Page and application data records
┌──

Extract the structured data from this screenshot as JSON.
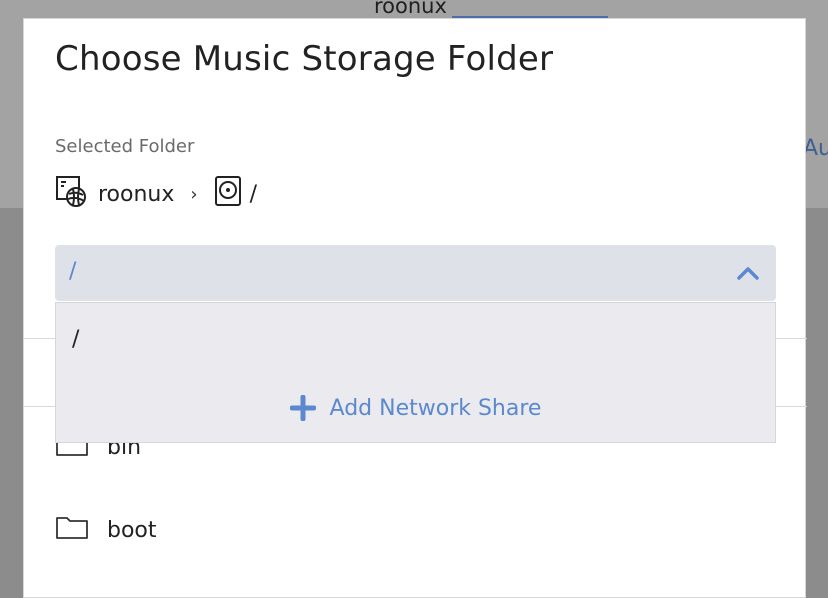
{
  "background": {
    "host_name": "roonux",
    "right_text": "Au"
  },
  "dialog": {
    "title": "Choose Music Storage Folder",
    "selected_label": "Selected Folder",
    "breadcrumb": [
      {
        "icon": "roon-server-icon",
        "label": "roonux"
      },
      {
        "icon": "hard-drive-icon",
        "label": "/"
      }
    ],
    "breadcrumb_separator": "›",
    "dropdown": {
      "selected_value": "/",
      "expanded": true,
      "options": [
        "/"
      ],
      "add_network_share": "Add Network Share"
    },
    "folders": [
      {
        "icon": "folder-icon",
        "name": "bin"
      },
      {
        "icon": "folder-icon",
        "name": "boot"
      }
    ]
  },
  "colors": {
    "accent": "#5b88cf",
    "select_bg": "#dfe1e8",
    "menu_bg": "#ebebef"
  }
}
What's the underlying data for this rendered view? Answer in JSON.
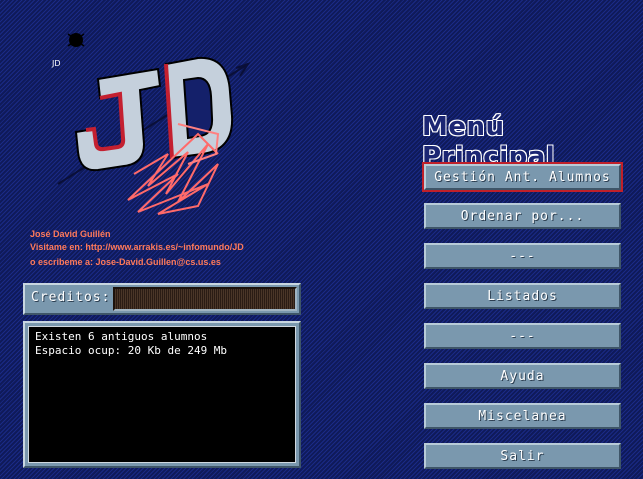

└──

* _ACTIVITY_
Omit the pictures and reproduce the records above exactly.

* _ANSWER FOR THIS EXERCISE_
Extract the structured data from this screenshot as JSON.
{
  "background": {
    "host_name": "roonux",
    "right_text": "Au"
  },
  "dialog": {
    "title": "Choose Music Storage Folder",
    "selected_label": "Selected Folder",
    "breadcrumb": [
      {
        "icon": "roon-server-icon",
        "label": "roonux"
      },
      {
        "icon": "hard-drive-icon",
        "label": "/"
      }
    ],
    "breadcrumb_separator": "›",
    "dropdown": {
      "selected_value": "/",
      "expanded": true,
      "options": [
        "/"
      ],
      "add_network_share": "Add Network Share"
    },
    "folders": [
      {
        "icon": "folder-icon",
        "name": "bin"
      },
      {
        "icon": "folder-icon",
        "name": "boot"
      }
    ]
  },
  "colors": {
    "accent": "#5b88cf",
    "select_bg": "#dfe1e8",
    "menu_bg": "#ebebef"
  }
}
What's the underlying data for this rendered view? Answer in JSON.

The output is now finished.